More often than not I am as excited about cooking out before the game, as I am about the game itself. Occasionally I will go the extra mile and prepare a meal that is more than the usual dogs and burgers. However I have always been a little handcuffed as to just how far I could go, due to the usual limitations. Thankfully I had the opportunity to try a product that helps bridge that gap and really opens up a lot more possibilities for your tailgating meals.
The GrillGrate is a series of 13.75″ x 5.25″ interlocking anodized aluminum panels that create a new cooking surface for your grill. The interlocking design allows you to connect as many of the panels as you would like. The panels are designed in such a way to allow perfect searing but avoid burning of many foods such as lean meats, fruits, vegetables, fish, and even pasta. This is accomplished by using a raised rail design that focuses most of the grill’s heat through those rails. In addition to this, the rails are spaced in such a way that by using The GrateTool, you can go underneath your food and pick straight up rather than try and jam a spatula underneath. The bottom of the GrillGrate has spaced elliptical holes for excess liquid to fall through, but also reduces flareups. The areas between those holes allows the fats and juices to sizzle and steam. The steam naturally moves upward and contacts the food, restoring some of the flavor that has leaked out.

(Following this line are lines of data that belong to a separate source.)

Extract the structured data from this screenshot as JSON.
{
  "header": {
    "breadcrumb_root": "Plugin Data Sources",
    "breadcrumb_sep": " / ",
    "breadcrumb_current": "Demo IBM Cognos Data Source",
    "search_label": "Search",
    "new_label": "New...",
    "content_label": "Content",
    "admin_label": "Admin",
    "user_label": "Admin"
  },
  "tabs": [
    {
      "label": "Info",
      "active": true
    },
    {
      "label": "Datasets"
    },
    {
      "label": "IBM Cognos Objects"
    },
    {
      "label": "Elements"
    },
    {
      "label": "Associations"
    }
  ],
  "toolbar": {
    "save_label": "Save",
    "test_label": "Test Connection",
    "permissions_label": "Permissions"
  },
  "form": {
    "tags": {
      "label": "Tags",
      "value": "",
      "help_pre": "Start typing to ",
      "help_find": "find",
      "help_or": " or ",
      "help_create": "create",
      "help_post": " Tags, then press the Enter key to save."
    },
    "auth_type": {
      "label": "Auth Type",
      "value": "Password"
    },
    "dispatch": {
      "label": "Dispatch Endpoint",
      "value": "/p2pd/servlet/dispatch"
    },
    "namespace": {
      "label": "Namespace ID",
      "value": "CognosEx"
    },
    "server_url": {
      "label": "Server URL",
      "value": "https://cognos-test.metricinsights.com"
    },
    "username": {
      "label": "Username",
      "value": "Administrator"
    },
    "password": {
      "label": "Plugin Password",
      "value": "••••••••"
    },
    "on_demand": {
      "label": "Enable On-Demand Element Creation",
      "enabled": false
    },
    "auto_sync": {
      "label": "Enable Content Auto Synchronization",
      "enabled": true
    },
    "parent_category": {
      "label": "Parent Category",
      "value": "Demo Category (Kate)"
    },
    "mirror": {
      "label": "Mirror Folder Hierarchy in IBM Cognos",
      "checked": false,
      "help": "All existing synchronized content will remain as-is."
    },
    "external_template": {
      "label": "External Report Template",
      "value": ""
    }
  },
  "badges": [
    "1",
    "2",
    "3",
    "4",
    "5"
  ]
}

The size of the panels required me to position two of them horizontally on my Weber Q100. While this felt a little cumbersome at first, it was easy to adjust. While I was heating up the grill, I used a little cooking oil and wiped down the rails as I saw in one of the manufacturer videos. Once the grill and GrillGrate were hot, I decided to first cook a big coil of Italian sausage as I wanted to see how well flareups were managed. The GrillGrate passed this test with flying colors. There were excellent grill marks as well as zero issues with the food sticking, and I didn’t see a single flareup. I was pleasantly surprised to see my sausage’s juice and grease sizzling and steaming back up into my food. It made for a very tasty lunch.
For the next test I wanted to try some steaks. I was again greeted with a familiar searing sound and I knew that those coveted grill marks were a sure thing. Again absolutely no issues with sticking or flareups, and the sizzling juice effect was present throughout.

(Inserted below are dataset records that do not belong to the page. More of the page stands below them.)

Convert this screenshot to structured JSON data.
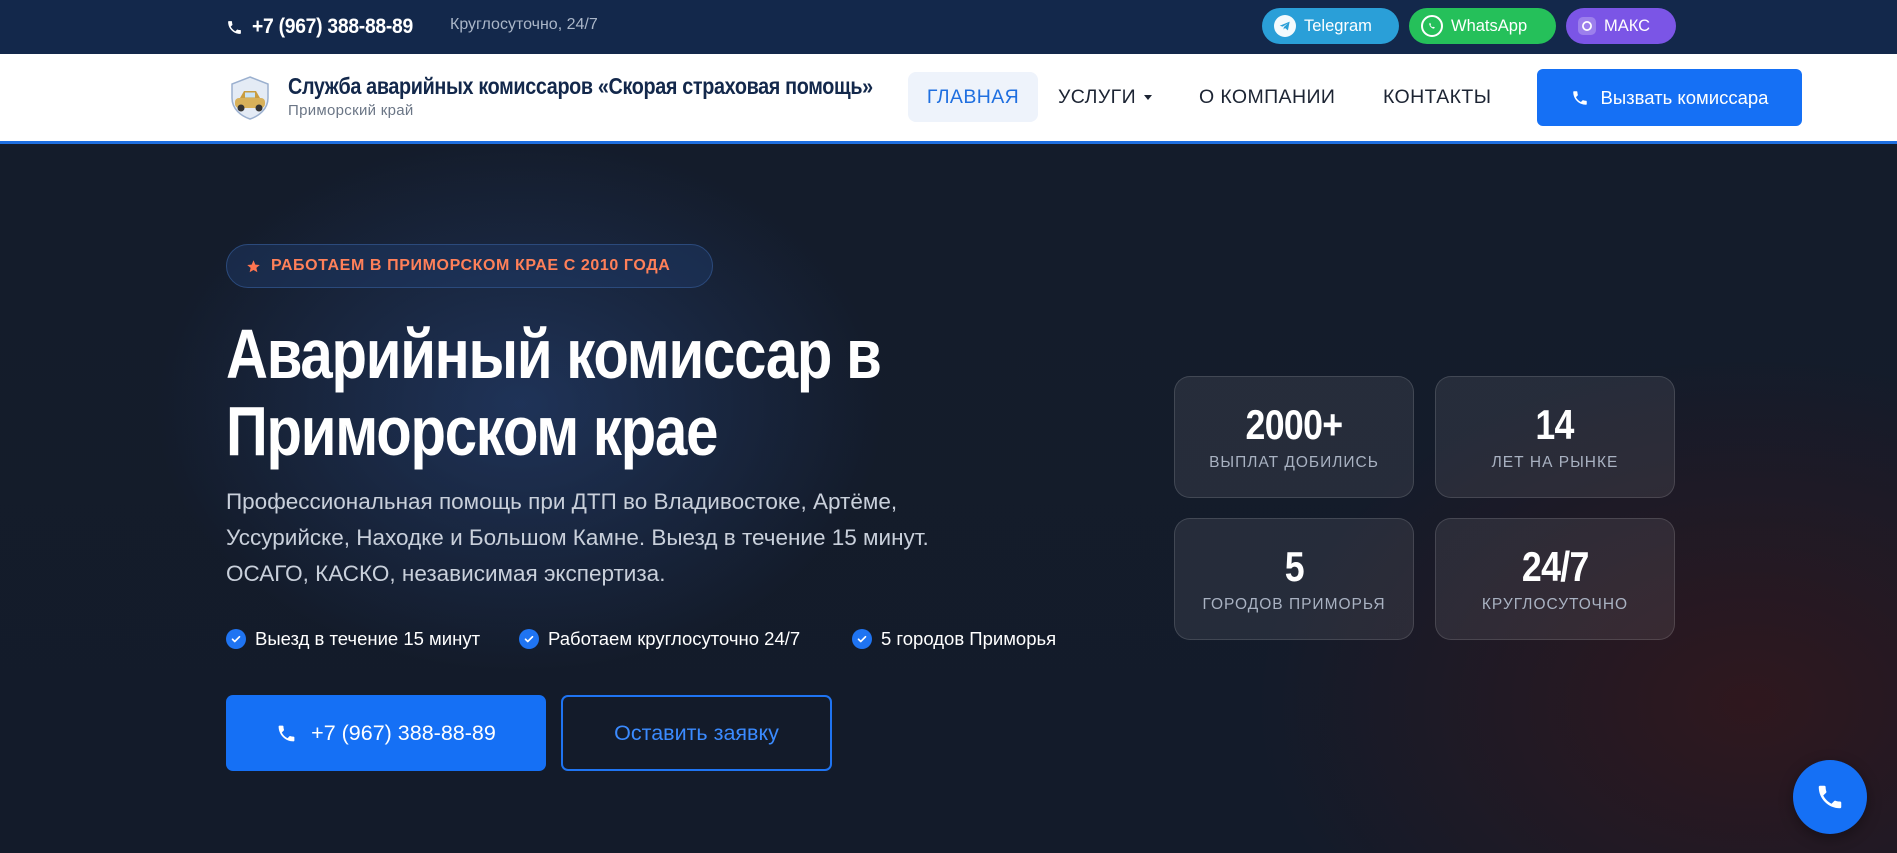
{
  "topbar": {
    "phone": "+7 (967) 388-88-89",
    "hours": "Круглосуточно, 24/7",
    "messengers": [
      {
        "label": "Telegram",
        "icon": "telegram-icon",
        "color": "#2a9fd8"
      },
      {
        "label": "WhatsApp",
        "icon": "whatsapp-icon",
        "color": "#25c05a"
      },
      {
        "label": "МАКС",
        "icon": "max-icon",
        "color": "#7b55e6"
      }
    ]
  },
  "header": {
    "brand_title": "Служба аварийных комиссаров «Скорая страховая помощь»",
    "brand_subtitle": "Приморский край",
    "nav": [
      {
        "label": "ГЛАВНАЯ",
        "active": true
      },
      {
        "label": "УСЛУГИ",
        "has_dropdown": true
      },
      {
        "label": "О КОМПАНИИ"
      },
      {
        "label": "КОНТАКТЫ"
      }
    ],
    "cta_label": "Вызвать комиссара",
    "accent_color": "#1570f5"
  },
  "hero": {
    "badge": "РАБОТАЕМ В ПРИМОРСКОМ КРАЕ С 2010 ГОДА",
    "title_line1": "Аварийный комиссар в",
    "title_line2": "Приморском крае",
    "description": "Профессиональная помощь при ДТП во Владивостоке, Артёме, Уссурийске, Находке и Большом Камне. Выезд в течение 15 минут. ОСАГО, КАСКО, независимая экспертиза.",
    "features": [
      "Выезд в течение 15 минут",
      "Работаем круглосуточно 24/7",
      "5 городов Приморья"
    ],
    "primary_button": "+7 (967) 388-88-89",
    "secondary_button": "Оставить заявку",
    "stats": [
      {
        "value": "2000+",
        "label": "ВЫПЛАТ ДОБИЛИСЬ"
      },
      {
        "value": "14",
        "label": "ЛЕТ НА РЫНКЕ"
      },
      {
        "value": "5",
        "label": "ГОРОДОВ ПРИМОРЬЯ"
      },
      {
        "value": "24/7",
        "label": "КРУГЛОСУТОЧНО"
      }
    ]
  }
}
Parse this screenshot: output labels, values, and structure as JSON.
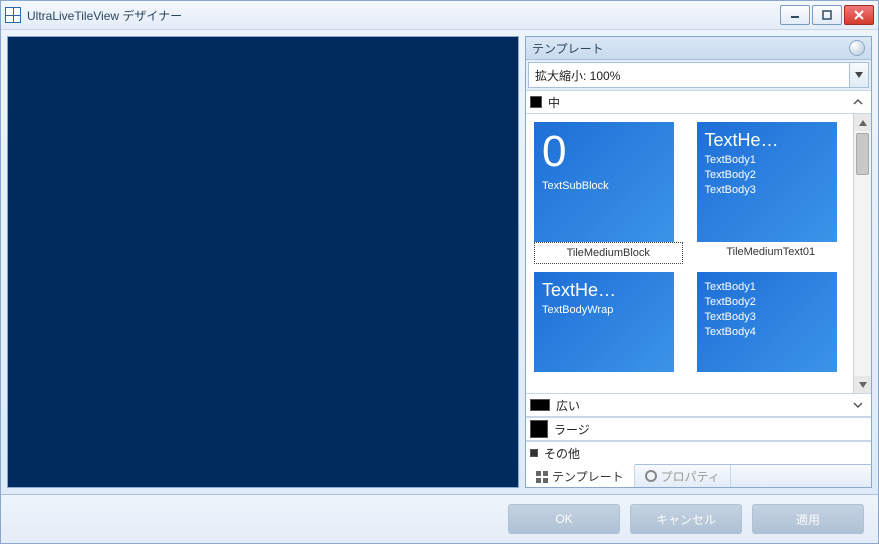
{
  "window": {
    "title": "UltraLiveTileView デザイナー"
  },
  "side": {
    "header": "テンプレート",
    "zoom_label": "拡大縮小: 100%",
    "categories": {
      "medium": "中",
      "wide": "広い",
      "large": "ラージ",
      "other": "その他"
    }
  },
  "tiles": {
    "block": {
      "num": "0",
      "sub": "TextSubBlock",
      "label": "TileMediumBlock"
    },
    "text01": {
      "heading": "TextHe…",
      "body1": "TextBody1",
      "body2": "TextBody2",
      "body3": "TextBody3",
      "label": "TileMediumText01"
    },
    "wrap": {
      "heading": "TextHe…",
      "body": "TextBodyWrap"
    },
    "four": {
      "body1": "TextBody1",
      "body2": "TextBody2",
      "body3": "TextBody3",
      "body4": "TextBody4"
    }
  },
  "tabs": {
    "templates": "テンプレート",
    "properties": "プロパティ"
  },
  "footer": {
    "ok": "OK",
    "cancel": "キャンセル",
    "apply": "適用"
  }
}
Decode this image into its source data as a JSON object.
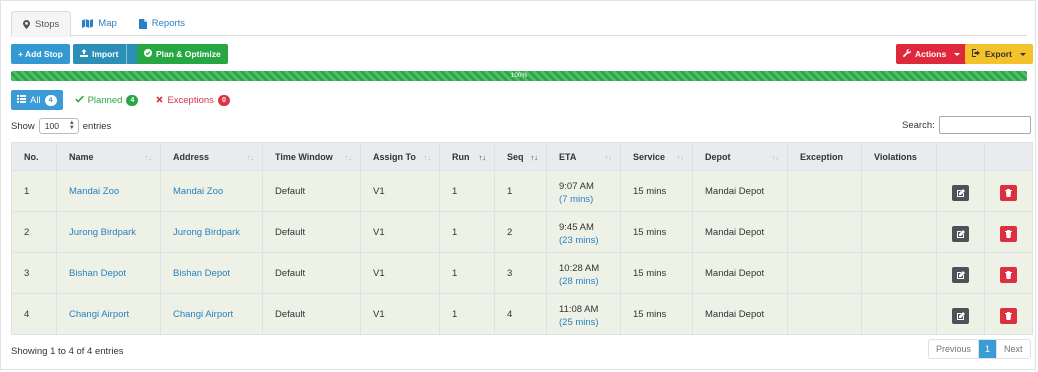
{
  "tabs": [
    {
      "label": "Stops",
      "icon": "map-marker-icon",
      "active": true
    },
    {
      "label": "Map",
      "icon": "map-icon",
      "active": false
    },
    {
      "label": "Reports",
      "icon": "file-icon",
      "active": false
    }
  ],
  "toolbar": {
    "add_stop": "+ Add Stop",
    "import": "Import",
    "plan_optimize": "Plan & Optimize",
    "actions": "Actions",
    "export": "Export"
  },
  "colors": {
    "primary": "#3399d3",
    "success": "#27a744",
    "danger": "#e0283c",
    "warning": "#f4c22a",
    "row_bg": "#eef2e6"
  },
  "progress": {
    "label": "100%",
    "value": 1.0
  },
  "filters": {
    "all": {
      "label": "All",
      "count": "4"
    },
    "planned": {
      "label": "Planned",
      "count": "4"
    },
    "exceptions": {
      "label": "Exceptions",
      "count": "0"
    }
  },
  "length": {
    "show": "Show",
    "value": "100",
    "entries": "entries"
  },
  "search": {
    "label": "Search:"
  },
  "table": {
    "headers": {
      "no": "No.",
      "name": "Name",
      "address": "Address",
      "time_window": "Time Window",
      "assign_to": "Assign To",
      "run": "Run",
      "seq": "Seq",
      "eta": "ETA",
      "service": "Service",
      "depot": "Depot",
      "exception": "Exception",
      "violations": "Violations"
    },
    "rows": [
      {
        "no": "1",
        "name": "Mandai Zoo",
        "address": "Mandai Zoo",
        "time_window": "Default",
        "assign_to": "V1",
        "run": "1",
        "seq": "1",
        "eta": "9:07 AM",
        "eta_delta": "(7 mins)",
        "service": "15 mins",
        "depot": "Mandai Depot",
        "exception": "",
        "violations": ""
      },
      {
        "no": "2",
        "name": "Jurong Birdpark",
        "address": "Jurong Birdpark",
        "time_window": "Default",
        "assign_to": "V1",
        "run": "1",
        "seq": "2",
        "eta": "9:45 AM",
        "eta_delta": "(23 mins)",
        "service": "15 mins",
        "depot": "Mandai Depot",
        "exception": "",
        "violations": ""
      },
      {
        "no": "3",
        "name": "Bishan Depot",
        "address": "Bishan Depot",
        "time_window": "Default",
        "assign_to": "V1",
        "run": "1",
        "seq": "3",
        "eta": "10:28 AM",
        "eta_delta": "(28 mins)",
        "service": "15 mins",
        "depot": "Mandai Depot",
        "exception": "",
        "violations": ""
      },
      {
        "no": "4",
        "name": "Changi Airport",
        "address": "Changi Airport",
        "time_window": "Default",
        "assign_to": "V1",
        "run": "1",
        "seq": "4",
        "eta": "11:08 AM",
        "eta_delta": "(25 mins)",
        "service": "15 mins",
        "depot": "Mandai Depot",
        "exception": "",
        "violations": ""
      }
    ]
  },
  "footer": {
    "info": "Showing 1 to 4 of 4 entries",
    "previous": "Previous",
    "page": "1",
    "next": "Next"
  }
}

For my final test I wanted to do something to see how well those ultra delicate foods did. I sliced up a few bananas and put them on the GrillGrate. This time I used the GrateTool to go underneath the food and pick straight up. Sure enough they came off without being destroyed and I was sold. A little sticking from the bananas but it wasn’t enough to change my opinion of the product. On a side note they made for one heck of a banana split. To clean up I gave The GrillGrate a decent brushing and cleaned out the areas between the rails by flipping the GrateTool over and scraping out any gunk. It was a quick and easy process to say the least.

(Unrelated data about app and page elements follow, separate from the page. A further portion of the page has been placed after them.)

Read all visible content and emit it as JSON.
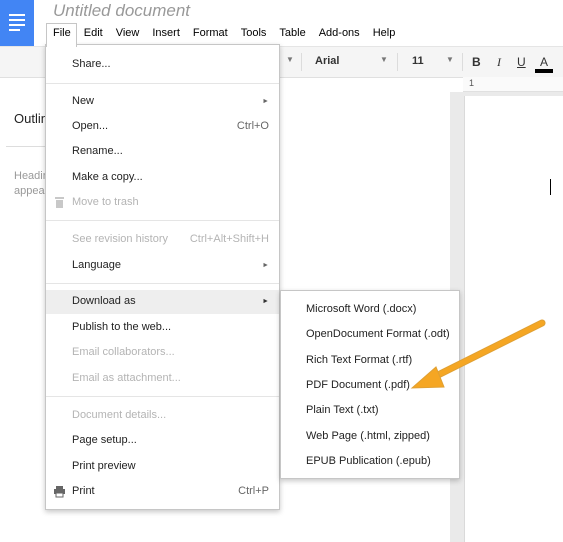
{
  "document": {
    "title": "Untitled document"
  },
  "menubar": [
    "File",
    "Edit",
    "View",
    "Insert",
    "Format",
    "Tools",
    "Table",
    "Add-ons",
    "Help"
  ],
  "toolbar": {
    "font": "Arial",
    "font_size": "11",
    "bold": "B",
    "italic": "I",
    "underline": "U",
    "text_color": "A",
    "ruler_number": "1"
  },
  "sidebar": {
    "outline_title": "Outlin",
    "hint_line1": "Headin",
    "hint_line2": "appea"
  },
  "file_menu": {
    "share": "Share...",
    "new": "New",
    "open": "Open...",
    "open_shortcut": "Ctrl+O",
    "rename": "Rename...",
    "make_copy": "Make a copy...",
    "move_to_trash": "Move to trash",
    "revision_history": "See revision history",
    "revision_shortcut": "Ctrl+Alt+Shift+H",
    "language": "Language",
    "download_as": "Download as",
    "publish": "Publish to the web...",
    "email_collaborators": "Email collaborators...",
    "email_attachment": "Email as attachment...",
    "document_details": "Document details...",
    "page_setup": "Page setup...",
    "print_preview": "Print preview",
    "print": "Print",
    "print_shortcut": "Ctrl+P"
  },
  "download_submenu": [
    "Microsoft Word (.docx)",
    "OpenDocument Format (.odt)",
    "Rich Text Format (.rtf)",
    "PDF Document (.pdf)",
    "Plain Text (.txt)",
    "Web Page (.html, zipped)",
    "EPUB Publication (.epub)"
  ],
  "colors": {
    "brand": "#4285f4",
    "highlight": "#eeeeee",
    "annotation_arrow": "#f5a623"
  }
}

I would recommend the GrillGrate to anyone who wants to branch out in their tailgating fare. As I previously mentioned, the size of the product may be a limitation for you. However beyond that I do not see any apparent downside. The flareup reductions mean that you can use those marinades and fattier meats with confidence. The GrateTool and raised rails would surely allow you to cook those ultra delicate foods without tearing them up while trying to flip them. Plus the bottom would prevent most if not all fall through events that happen with thinner items.
Keep in mind that this isn’t a permanent modification so if you are keeping it simple, with food that you know you won’t have difficulty with, you can leave the GrillGrate at home. You can also transfer it over to your backyard grill if you so desired. Because the panels do interlock you could make a very large surface if you wished. The company also has some custom sizes for sale such as grates for the the LARGE Big Green Egg, XL Big Green Egg and 22″ Weber kettles. In addition to those, 20″ x 5.25″ panels can also be purchased if you are interested.
Should you decide they aren’t for you, they offer a 30 day, no questions asked warranty. You can’t argue with that. For all the advantages with no obvious disadvantages, the GrillGrate gets my stamp of approval. To get a grill grate of your own, click on any of the links within this post.
- Tailgating Gear in Review: September 2010 Edition
- Holiday Gift Guide 2010
- My Prayers Have Been Answered: Johnsonville Brat Burger
- The Beer Tool Review
- FlameDisk Makes Charcoal Obsolete
- GasWatch Takes The Guesswork Out Of Tailgating
- Video: Dirty Grills Gone Wild
- The Great Debate: Charcoal or Gas?
- Demotivational Poster for Tailgaters
- Video: How to Make Crosshatch Grill Marks